--- START ---
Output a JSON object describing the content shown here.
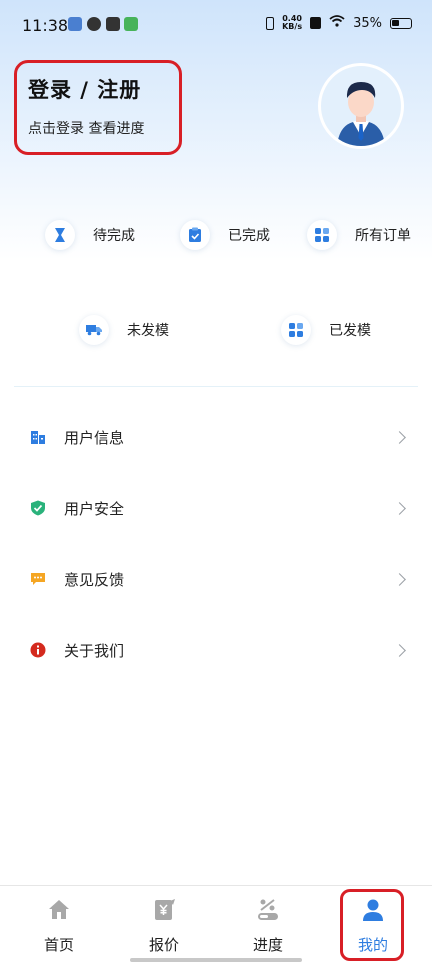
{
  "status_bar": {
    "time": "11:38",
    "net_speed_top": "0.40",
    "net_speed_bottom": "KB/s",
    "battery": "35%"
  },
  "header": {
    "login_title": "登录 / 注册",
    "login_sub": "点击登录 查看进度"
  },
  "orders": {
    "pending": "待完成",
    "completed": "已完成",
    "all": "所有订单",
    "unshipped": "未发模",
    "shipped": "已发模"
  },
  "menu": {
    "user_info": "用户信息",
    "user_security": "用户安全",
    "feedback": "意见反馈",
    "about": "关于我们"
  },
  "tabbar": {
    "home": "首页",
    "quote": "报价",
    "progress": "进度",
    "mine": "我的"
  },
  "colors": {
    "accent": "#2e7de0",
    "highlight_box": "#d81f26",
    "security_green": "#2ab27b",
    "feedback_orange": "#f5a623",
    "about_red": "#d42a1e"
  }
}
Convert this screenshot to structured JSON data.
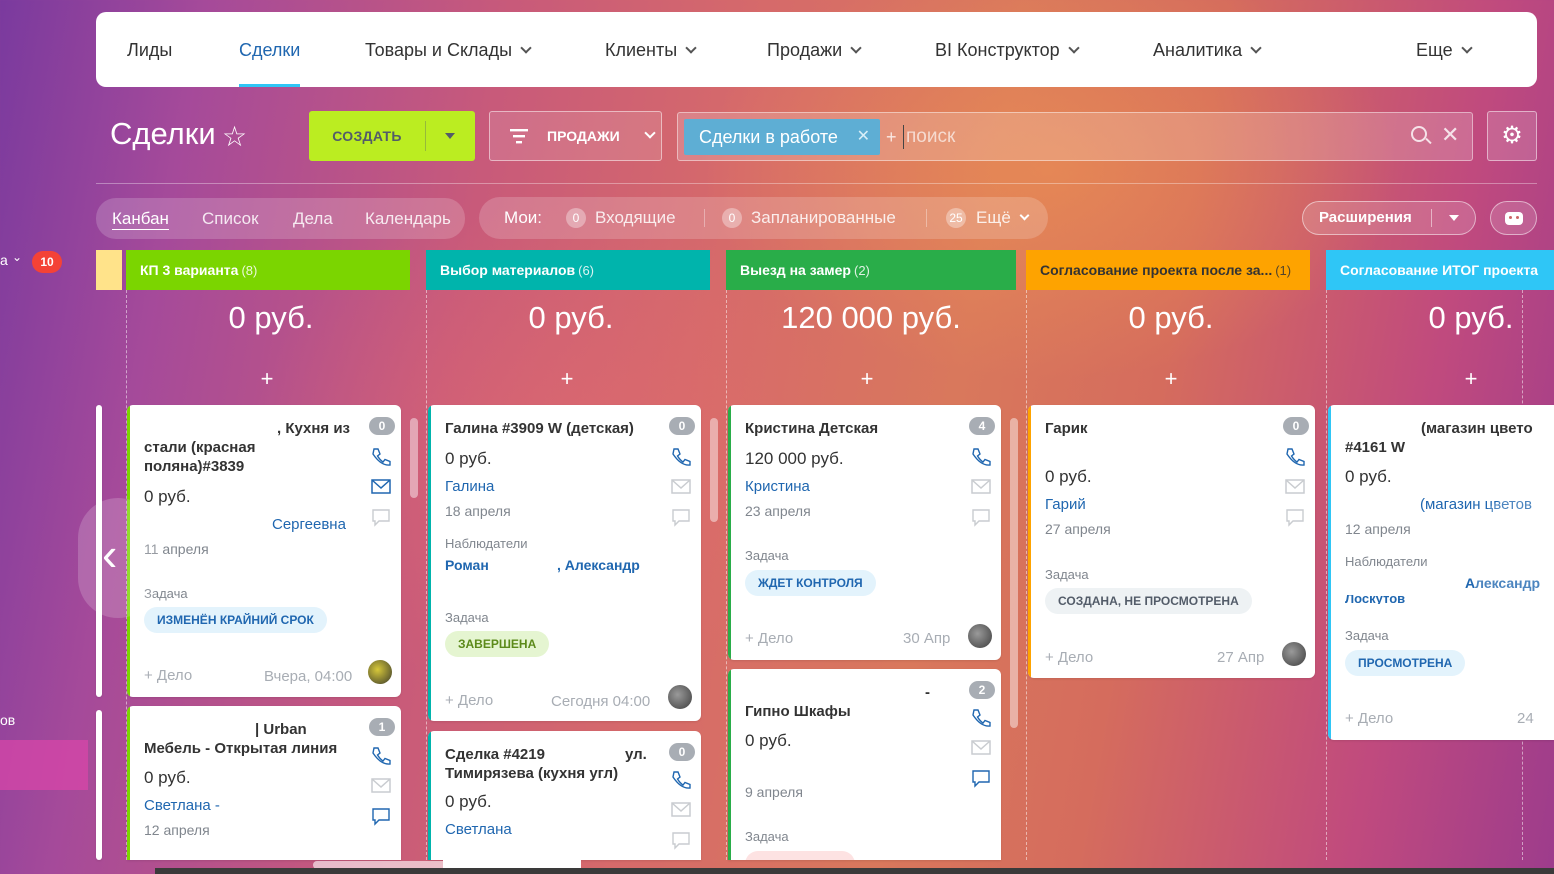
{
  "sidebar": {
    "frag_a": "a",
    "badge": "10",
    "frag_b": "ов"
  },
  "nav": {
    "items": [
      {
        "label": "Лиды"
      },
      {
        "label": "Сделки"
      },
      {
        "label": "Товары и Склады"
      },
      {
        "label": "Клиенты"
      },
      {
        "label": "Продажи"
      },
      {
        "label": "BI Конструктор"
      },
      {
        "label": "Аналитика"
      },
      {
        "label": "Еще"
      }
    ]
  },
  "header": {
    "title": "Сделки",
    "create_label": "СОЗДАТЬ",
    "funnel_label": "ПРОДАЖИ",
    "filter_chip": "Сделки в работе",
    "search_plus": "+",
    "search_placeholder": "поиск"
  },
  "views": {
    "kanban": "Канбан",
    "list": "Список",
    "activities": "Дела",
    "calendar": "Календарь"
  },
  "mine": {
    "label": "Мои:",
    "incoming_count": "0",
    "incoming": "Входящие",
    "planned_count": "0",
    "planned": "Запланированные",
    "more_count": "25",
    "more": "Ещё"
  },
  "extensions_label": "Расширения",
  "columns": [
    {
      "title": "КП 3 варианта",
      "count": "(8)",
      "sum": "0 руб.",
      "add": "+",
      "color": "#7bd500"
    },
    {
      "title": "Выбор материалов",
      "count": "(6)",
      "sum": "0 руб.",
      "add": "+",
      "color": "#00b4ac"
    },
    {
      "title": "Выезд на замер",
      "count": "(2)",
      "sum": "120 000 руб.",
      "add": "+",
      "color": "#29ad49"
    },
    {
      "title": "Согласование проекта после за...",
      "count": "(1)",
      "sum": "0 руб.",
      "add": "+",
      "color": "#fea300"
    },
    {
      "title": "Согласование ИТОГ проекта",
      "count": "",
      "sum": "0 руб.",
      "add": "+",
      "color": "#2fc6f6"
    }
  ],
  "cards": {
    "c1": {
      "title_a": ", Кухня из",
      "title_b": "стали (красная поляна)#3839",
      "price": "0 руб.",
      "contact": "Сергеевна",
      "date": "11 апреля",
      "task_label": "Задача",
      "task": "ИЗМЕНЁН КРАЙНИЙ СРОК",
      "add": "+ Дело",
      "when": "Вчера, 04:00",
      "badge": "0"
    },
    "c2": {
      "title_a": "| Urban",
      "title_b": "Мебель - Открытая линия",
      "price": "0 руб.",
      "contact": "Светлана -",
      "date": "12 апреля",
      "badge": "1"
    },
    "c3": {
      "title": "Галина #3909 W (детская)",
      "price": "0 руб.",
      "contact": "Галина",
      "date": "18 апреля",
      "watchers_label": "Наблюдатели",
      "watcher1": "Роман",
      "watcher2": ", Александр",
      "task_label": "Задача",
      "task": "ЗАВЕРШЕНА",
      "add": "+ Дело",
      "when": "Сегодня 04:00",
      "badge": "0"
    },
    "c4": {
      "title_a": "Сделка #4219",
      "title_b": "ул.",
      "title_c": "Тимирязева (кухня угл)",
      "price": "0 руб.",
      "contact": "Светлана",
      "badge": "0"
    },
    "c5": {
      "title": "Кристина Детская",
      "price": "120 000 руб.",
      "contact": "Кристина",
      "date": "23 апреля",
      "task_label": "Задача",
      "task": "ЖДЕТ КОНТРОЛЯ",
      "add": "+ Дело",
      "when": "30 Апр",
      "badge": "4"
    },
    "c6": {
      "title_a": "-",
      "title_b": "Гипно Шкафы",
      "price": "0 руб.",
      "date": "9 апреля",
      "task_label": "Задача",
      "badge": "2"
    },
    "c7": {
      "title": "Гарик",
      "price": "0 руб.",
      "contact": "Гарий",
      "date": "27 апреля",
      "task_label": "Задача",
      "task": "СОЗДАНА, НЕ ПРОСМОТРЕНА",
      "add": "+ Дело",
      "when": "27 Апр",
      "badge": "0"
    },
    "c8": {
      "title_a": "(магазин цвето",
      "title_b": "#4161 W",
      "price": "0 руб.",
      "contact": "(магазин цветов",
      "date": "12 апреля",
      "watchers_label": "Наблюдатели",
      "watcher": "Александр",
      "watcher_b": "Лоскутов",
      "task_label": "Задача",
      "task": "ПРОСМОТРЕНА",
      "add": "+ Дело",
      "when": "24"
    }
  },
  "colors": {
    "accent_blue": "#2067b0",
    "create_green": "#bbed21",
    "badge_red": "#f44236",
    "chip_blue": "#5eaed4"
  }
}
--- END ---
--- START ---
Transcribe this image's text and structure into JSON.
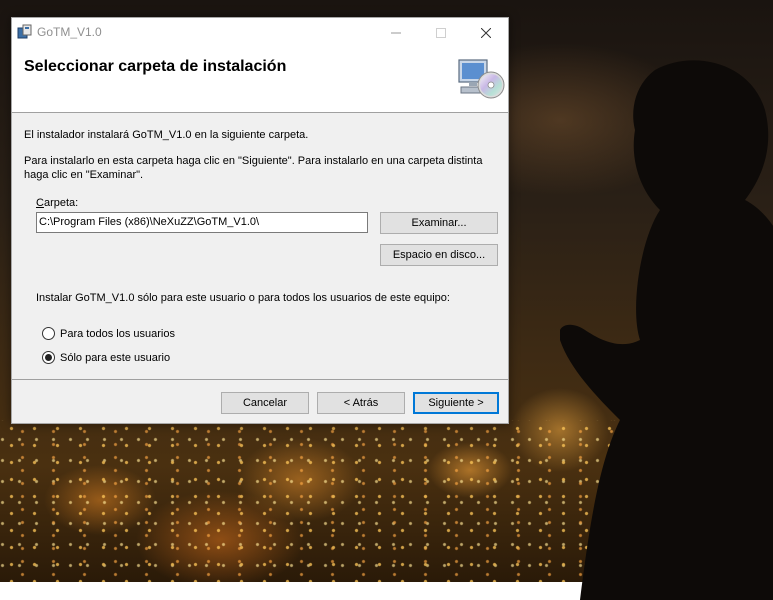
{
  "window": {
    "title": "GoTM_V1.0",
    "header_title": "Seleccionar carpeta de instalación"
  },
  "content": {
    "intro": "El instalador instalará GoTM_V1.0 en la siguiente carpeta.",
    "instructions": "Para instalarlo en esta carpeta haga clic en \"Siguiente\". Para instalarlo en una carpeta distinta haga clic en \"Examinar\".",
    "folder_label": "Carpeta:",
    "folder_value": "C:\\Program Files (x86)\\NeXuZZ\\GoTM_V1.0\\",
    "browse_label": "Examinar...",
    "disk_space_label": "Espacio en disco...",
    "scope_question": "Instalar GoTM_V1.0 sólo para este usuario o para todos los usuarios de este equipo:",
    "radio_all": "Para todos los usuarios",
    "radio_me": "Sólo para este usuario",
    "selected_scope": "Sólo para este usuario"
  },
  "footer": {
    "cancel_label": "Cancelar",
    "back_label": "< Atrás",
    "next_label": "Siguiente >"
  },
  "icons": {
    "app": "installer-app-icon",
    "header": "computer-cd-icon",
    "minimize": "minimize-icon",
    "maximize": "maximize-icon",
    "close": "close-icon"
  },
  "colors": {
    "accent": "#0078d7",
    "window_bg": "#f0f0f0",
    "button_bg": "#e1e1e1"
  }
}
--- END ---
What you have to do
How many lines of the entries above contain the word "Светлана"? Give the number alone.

Answer box
2